Your Cheaperthancars Team
Australia – Driving Tips
New South Wales, the Northern Territory, Queensland, South Australia, Victoria, Western Australia – these are all areas within a huge, diverse continent that beg to be explored. Of course, the best way to see anything is off your own back, and a road trip could seriously enhance your time in this beautiful land we call Australia.
Driving within the various states of Australia is becoming a hugely popular way to see the country. Of course, this brings with it various questions about driving in a foreign country, especially if you are using a rented car. So let’s look at the basics.
You are able to drive within Australia on a foreign driving license, valid for the same class of vehicle, for three months after your arrival in the country. That being said, rules and regulations vary from state to state, and in some you may be required to carry an international license as well as your foreign license, and some may ask for a formal translation, which is the International Driving Permit (IDP).
Generally, you must be at least 21 years of age to drive a rental car in Australia. Anyone 70 years and over will be asked to take regular medicals and eye examinations to hold a licence, but if you already hold an (IDP) you should be OK.
Let’s talk the law
The normal speed limits on Australian roads are as follows:
Never be tempted to speed in order to get anywhere faster, as you’ll be caught by one of the many speed cameras, and fined. Road signs will give you the exact speed limit for that area.
Laws with regards to drinking and driving are extremely strict in Australia, and police will carry out random breath tests. Blood Alcohol Content (BAC) of 0.05 g/100ml is permitted for full license holders. For provisional and learner licences, the BAC is ZERO. It is advisable not to drink at all, regardless of the legal limit, and that way you know you’re not in trouble. Being caught out over the limit is a serious criminal offence and may carry possible prison punishment.

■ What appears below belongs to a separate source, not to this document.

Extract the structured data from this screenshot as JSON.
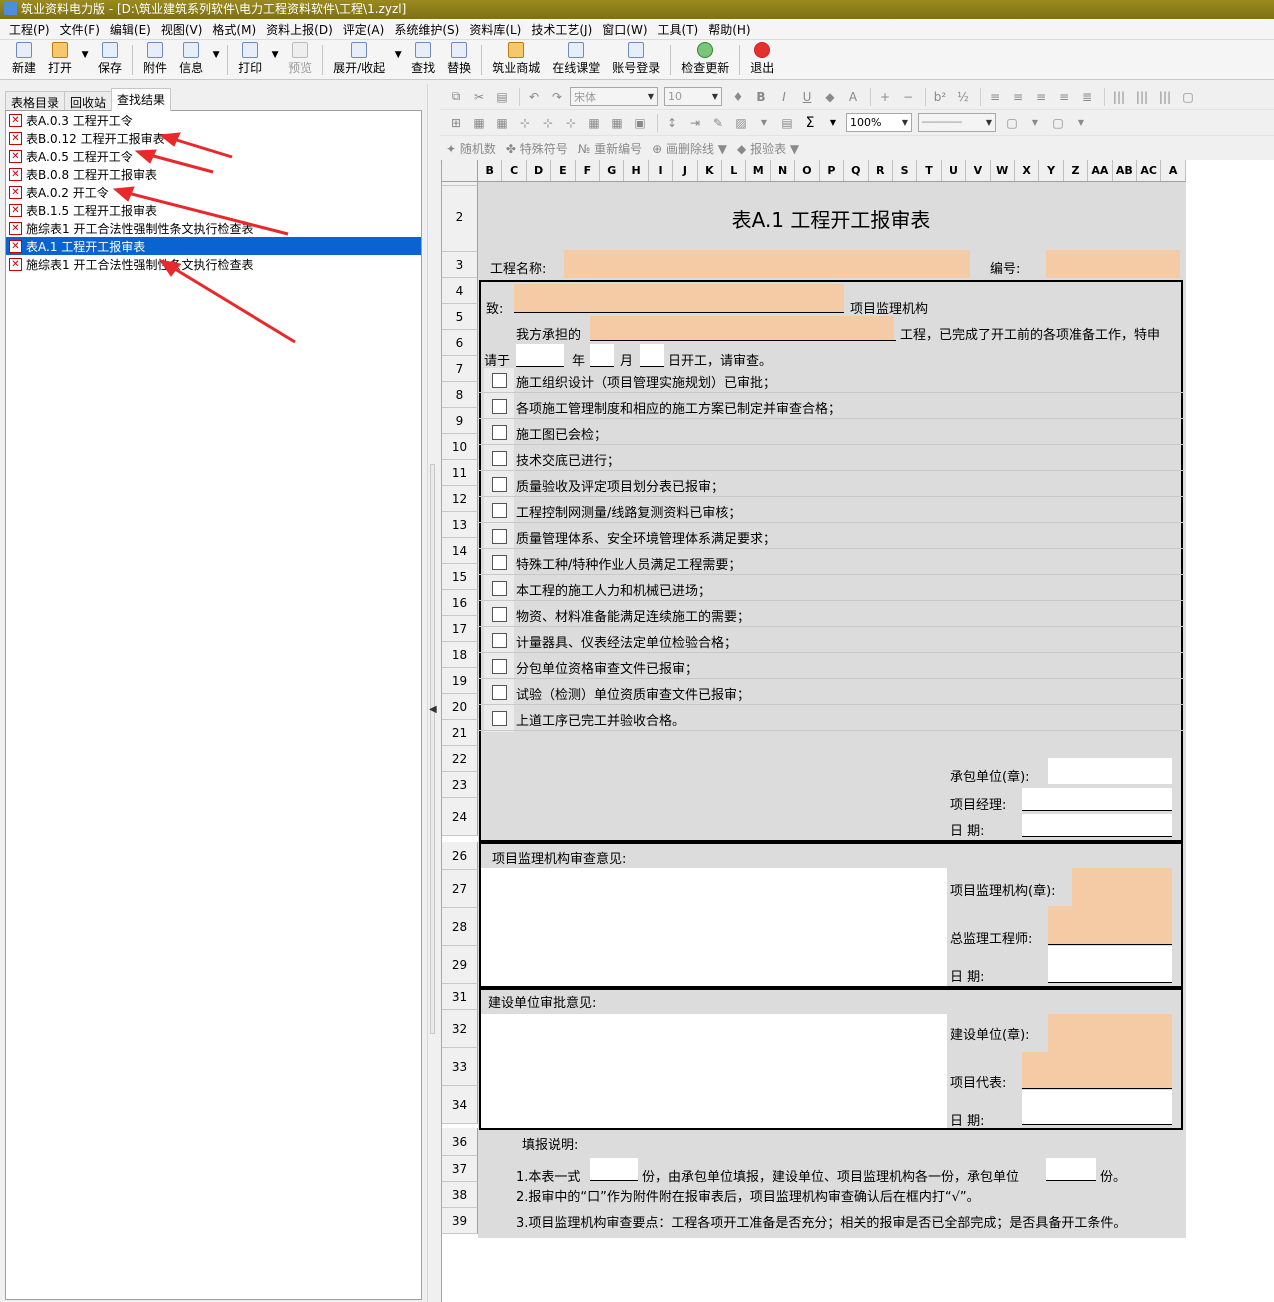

Parking in Australia has both free and paid types. For parking in cities, there is always a time and a fee. For parking aid, there are quite comprehensive parking signs in Australia, which will help you find your way. For example, a sign stating 1/2P means you can park there for half an hour, and similarly, 3P means you can park for three hours. ‘Ticket’ means pay and display. It’s worth mentioning that S in a red circle with a diagonal red line through it means no stopping.